Eugene von Guerard was born in Austria in 1811, lived in Australia from 1852-1882, and died in England in 1901.

Born in Vienna, von Guerard toured Italy with his father (a painter of miniatures at the court of Francis I) from 1826, and between 1830 and 1832 lived in Rome, where he became involved with the Nazarenes, a group of German expatriate artists. From around 1839 to 1844 he studied landscape painting at the Dusseldorf Academy, and travelled widely. Von Guerard's personal artistic style was formed by the heritage of Claude Lorraine, Nicolas Poussin and Salvator Rosa, while at the Dusseldorf Academy he was inspired by the German Romantic landscape tradition exemplified by the art of Caspar David Friedrich, which, like the Nazarenes, attempted to link man and God through nature.

Von Guerard arrived in Victoria in December 1852, and after a short visit to Melbourne, travelled to the Ballarat goldfields, determined to try his luck. As a gold-digger he was unsuccessful, but he made a significant contribution to our knowledge of the Victorian gold rush period through the illustrated journal he kept as a digger. Through text and images, he recorded his journey to the Ballarat goldfields, the life of the digger and importantly, the impact of mining activity on the Australian landscape. He also produced a large number of intimate studies of goldfields life, quite different from the deliberately awe-inspiring landscapes for which he was later to become famous. Realising that there were opportunities for an artist in Australia, von Guerard abandoned the diggings and was soon undertaking lucrative commissions recording the dwellings and properties of wealthy pastoralists. By the early 1860s he was recognised as the foremost landscape artist in the colonies, touring Southeast Australia and New Zealand in pursuit of the sublime and the picturesque.

In 1870 he was appointed as curator of the National Gallery of Victoria and the first Master of Painting at the associated National School of Art, Melbourne, where he was to influence the training of many artists over the next 11 years, including Frederick McCubbin and Tom Roberts. His reputation, high at the beginning of this period, had faded somewhat towards the end because of his rigid adherence to picturesque subject matter and detailed treatment in the face of the rise of the more intimate Heidelberg School style. He retired from his position at the National Gallery School the end of 1881 and departed for Europe in January 1882.

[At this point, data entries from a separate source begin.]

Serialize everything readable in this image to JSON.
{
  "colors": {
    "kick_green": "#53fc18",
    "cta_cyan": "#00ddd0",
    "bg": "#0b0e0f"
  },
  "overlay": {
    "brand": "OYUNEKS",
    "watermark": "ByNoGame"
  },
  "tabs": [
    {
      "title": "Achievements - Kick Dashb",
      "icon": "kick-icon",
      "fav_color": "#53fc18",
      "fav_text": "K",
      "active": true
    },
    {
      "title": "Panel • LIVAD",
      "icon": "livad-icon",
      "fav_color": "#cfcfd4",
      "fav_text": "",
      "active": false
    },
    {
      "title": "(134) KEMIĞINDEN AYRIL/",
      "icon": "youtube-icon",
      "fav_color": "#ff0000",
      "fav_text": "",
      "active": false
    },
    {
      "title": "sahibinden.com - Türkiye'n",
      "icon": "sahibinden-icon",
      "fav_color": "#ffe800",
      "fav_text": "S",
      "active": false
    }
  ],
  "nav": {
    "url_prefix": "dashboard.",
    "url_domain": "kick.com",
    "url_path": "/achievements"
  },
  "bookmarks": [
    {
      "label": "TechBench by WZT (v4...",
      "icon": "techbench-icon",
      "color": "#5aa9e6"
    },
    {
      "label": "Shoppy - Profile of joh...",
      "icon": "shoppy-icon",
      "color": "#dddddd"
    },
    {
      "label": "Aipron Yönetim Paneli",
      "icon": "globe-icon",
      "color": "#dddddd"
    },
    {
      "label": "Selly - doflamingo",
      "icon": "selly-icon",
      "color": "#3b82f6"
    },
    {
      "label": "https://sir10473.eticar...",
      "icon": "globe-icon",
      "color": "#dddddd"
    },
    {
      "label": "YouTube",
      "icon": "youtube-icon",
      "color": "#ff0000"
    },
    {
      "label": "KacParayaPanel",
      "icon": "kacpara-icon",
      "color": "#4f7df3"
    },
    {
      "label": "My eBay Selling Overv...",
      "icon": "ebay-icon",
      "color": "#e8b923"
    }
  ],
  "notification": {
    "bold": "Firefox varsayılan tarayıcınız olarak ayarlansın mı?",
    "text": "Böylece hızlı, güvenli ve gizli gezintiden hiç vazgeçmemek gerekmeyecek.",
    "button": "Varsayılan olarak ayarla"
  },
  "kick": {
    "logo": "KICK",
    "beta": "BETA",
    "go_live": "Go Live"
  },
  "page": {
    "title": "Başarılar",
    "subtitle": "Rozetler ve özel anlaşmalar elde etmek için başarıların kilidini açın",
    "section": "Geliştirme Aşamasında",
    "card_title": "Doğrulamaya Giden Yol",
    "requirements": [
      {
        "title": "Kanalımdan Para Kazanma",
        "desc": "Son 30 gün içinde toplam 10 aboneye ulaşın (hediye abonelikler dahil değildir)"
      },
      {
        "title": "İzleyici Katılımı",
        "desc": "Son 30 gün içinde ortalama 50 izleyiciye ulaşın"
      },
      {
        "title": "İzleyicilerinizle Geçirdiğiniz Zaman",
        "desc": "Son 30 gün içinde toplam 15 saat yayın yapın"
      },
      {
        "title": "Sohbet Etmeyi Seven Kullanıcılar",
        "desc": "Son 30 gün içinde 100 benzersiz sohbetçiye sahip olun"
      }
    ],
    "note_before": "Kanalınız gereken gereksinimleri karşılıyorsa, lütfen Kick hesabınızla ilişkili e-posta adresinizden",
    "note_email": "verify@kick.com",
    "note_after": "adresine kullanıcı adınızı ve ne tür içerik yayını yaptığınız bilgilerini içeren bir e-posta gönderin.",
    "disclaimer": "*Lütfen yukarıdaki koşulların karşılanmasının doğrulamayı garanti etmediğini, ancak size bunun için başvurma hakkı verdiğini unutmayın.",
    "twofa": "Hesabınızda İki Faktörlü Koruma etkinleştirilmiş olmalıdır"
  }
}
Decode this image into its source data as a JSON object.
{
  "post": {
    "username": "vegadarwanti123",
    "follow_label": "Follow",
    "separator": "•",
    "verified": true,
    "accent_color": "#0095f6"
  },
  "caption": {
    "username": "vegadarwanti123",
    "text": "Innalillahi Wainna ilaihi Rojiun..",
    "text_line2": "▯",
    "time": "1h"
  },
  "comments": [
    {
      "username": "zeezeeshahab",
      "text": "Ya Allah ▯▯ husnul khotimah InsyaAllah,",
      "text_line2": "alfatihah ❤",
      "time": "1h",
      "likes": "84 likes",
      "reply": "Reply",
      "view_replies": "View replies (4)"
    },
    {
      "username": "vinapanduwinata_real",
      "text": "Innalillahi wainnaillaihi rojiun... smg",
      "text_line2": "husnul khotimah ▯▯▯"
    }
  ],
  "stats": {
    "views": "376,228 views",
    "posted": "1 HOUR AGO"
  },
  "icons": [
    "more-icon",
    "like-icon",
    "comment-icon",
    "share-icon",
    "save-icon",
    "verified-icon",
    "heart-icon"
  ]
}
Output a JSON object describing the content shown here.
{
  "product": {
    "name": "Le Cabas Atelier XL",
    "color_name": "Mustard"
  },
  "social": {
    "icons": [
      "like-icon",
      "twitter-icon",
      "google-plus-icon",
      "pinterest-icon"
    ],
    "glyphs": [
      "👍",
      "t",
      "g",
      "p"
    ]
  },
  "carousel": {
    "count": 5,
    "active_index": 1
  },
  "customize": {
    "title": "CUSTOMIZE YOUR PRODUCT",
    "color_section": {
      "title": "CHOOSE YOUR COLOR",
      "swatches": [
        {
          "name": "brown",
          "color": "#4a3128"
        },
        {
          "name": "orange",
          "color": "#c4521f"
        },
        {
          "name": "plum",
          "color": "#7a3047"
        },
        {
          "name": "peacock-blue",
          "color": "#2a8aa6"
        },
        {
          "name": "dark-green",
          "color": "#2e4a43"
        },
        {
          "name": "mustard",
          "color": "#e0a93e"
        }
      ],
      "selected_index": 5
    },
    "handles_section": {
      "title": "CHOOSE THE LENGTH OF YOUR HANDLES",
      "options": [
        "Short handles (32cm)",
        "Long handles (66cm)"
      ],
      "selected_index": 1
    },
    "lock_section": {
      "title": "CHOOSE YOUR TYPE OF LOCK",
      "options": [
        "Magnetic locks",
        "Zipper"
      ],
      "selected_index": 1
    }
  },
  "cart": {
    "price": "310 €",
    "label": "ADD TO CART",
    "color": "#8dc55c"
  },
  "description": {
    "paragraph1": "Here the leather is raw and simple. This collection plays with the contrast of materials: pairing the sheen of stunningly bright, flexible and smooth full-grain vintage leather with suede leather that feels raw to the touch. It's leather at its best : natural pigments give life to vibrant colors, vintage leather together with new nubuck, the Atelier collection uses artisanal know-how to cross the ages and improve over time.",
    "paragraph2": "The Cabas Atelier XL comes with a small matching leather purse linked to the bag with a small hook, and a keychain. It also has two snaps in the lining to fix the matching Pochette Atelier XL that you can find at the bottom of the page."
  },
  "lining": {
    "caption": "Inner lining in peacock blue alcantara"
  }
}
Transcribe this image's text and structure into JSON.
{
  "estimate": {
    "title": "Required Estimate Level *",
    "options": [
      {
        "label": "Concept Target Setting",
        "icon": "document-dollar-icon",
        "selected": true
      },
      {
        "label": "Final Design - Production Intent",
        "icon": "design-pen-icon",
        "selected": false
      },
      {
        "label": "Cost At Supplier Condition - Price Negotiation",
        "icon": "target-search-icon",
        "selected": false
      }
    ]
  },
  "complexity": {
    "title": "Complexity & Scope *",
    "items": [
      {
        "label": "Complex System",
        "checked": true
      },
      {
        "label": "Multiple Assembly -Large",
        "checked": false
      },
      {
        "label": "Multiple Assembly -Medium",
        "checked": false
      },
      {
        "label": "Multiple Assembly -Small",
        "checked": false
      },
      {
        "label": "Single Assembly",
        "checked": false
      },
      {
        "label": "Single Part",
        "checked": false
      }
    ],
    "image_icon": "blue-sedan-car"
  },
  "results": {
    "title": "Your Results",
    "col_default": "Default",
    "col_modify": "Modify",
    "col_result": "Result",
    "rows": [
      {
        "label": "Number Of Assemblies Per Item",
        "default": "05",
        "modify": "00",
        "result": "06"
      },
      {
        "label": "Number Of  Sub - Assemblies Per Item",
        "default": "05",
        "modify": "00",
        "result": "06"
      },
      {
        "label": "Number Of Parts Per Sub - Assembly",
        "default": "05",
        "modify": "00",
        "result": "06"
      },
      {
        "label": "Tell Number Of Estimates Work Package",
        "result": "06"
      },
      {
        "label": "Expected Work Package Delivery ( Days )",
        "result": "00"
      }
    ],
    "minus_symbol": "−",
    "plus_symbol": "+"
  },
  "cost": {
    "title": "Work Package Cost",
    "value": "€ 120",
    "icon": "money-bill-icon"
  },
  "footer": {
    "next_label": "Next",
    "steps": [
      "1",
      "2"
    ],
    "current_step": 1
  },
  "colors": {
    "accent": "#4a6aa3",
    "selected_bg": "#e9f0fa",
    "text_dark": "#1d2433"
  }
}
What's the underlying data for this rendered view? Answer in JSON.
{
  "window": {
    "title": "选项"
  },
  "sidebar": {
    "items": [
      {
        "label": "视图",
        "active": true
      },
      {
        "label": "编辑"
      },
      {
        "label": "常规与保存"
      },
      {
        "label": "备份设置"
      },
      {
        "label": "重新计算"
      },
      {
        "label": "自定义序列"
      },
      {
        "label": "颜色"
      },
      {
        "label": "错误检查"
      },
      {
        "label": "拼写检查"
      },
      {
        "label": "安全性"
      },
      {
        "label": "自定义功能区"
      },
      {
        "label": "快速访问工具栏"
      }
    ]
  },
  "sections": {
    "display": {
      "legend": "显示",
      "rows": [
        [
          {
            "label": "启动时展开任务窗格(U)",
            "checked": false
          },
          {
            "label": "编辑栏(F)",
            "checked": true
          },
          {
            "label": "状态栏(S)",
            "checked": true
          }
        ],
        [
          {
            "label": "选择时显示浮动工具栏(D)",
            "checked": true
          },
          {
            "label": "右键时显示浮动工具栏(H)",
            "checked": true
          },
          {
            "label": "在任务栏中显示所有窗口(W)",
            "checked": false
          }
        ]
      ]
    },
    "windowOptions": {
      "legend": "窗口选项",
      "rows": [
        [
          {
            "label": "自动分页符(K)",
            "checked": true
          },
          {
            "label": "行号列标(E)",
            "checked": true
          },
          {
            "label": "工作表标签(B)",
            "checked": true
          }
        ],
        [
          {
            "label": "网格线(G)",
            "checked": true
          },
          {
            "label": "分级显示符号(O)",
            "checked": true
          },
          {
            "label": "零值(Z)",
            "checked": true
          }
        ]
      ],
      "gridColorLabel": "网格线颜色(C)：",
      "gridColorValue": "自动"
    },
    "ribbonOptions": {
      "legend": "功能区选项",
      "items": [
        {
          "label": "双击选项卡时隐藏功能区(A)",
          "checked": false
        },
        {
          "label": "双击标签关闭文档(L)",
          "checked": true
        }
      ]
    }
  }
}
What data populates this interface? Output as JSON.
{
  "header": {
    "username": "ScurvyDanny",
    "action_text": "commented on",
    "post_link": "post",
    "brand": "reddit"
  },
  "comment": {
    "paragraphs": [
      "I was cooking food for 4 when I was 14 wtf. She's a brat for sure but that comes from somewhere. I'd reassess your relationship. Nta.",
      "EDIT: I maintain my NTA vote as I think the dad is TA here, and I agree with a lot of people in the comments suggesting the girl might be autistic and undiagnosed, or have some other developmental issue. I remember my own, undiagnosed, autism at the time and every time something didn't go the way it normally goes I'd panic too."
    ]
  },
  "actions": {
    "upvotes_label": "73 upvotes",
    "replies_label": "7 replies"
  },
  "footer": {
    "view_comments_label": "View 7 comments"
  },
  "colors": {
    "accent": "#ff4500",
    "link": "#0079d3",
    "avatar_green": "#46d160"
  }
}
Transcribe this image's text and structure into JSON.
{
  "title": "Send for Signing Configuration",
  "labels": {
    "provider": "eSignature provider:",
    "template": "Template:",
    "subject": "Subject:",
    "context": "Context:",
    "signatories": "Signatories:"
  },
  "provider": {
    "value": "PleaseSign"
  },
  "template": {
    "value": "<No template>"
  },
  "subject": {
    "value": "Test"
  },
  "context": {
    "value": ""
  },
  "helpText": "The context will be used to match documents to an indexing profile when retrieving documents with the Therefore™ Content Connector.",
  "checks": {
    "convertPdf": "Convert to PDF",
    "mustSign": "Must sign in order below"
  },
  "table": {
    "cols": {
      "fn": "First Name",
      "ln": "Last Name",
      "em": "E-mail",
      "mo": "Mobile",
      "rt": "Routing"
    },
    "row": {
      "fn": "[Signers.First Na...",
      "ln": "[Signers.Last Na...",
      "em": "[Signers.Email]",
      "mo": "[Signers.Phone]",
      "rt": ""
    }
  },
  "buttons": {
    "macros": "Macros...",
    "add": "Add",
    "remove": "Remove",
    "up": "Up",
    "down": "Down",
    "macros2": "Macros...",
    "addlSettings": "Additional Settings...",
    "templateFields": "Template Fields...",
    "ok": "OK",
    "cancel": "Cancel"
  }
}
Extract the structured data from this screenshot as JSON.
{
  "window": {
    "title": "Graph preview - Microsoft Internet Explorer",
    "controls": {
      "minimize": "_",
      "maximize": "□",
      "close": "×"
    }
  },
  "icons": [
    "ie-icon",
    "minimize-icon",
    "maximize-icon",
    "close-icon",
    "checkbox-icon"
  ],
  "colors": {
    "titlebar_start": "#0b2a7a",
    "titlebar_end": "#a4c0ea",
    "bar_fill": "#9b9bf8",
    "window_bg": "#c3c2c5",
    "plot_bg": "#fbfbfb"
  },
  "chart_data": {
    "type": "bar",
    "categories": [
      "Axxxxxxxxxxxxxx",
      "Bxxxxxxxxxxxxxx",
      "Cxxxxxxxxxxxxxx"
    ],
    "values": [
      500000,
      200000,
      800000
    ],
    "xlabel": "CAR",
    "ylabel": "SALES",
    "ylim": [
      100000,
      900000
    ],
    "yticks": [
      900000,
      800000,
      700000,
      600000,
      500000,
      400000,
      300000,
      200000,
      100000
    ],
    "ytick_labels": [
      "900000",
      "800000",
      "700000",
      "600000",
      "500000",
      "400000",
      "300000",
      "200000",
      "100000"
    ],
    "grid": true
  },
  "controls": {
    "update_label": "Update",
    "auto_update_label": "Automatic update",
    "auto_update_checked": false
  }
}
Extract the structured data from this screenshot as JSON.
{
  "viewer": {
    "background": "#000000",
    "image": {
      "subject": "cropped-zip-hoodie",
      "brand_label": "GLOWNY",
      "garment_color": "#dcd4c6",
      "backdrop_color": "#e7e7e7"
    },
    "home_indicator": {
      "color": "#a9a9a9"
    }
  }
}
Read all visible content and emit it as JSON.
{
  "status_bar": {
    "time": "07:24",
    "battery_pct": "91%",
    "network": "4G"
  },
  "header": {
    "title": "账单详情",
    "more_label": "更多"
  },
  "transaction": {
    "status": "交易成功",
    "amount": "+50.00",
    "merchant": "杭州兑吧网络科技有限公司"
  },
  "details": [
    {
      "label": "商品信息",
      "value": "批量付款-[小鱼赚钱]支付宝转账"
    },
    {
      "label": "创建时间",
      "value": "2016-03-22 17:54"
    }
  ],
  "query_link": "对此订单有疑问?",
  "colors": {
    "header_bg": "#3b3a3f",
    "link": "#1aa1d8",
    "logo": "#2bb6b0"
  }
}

When the Australian banks crashed in 1893 he lost all his investments and lived in poverty for his last years. He died in Chelsea, London on 17 April 1901, aged 89.

References: victorian_gold/arrivals/guerardintro.html, accessed 7 May 2002
Australian Dictionary of Biography online, viewed 29 Oct 2009
Wikipedia, the free encyclopedia., viewed 7 May 2002

More Information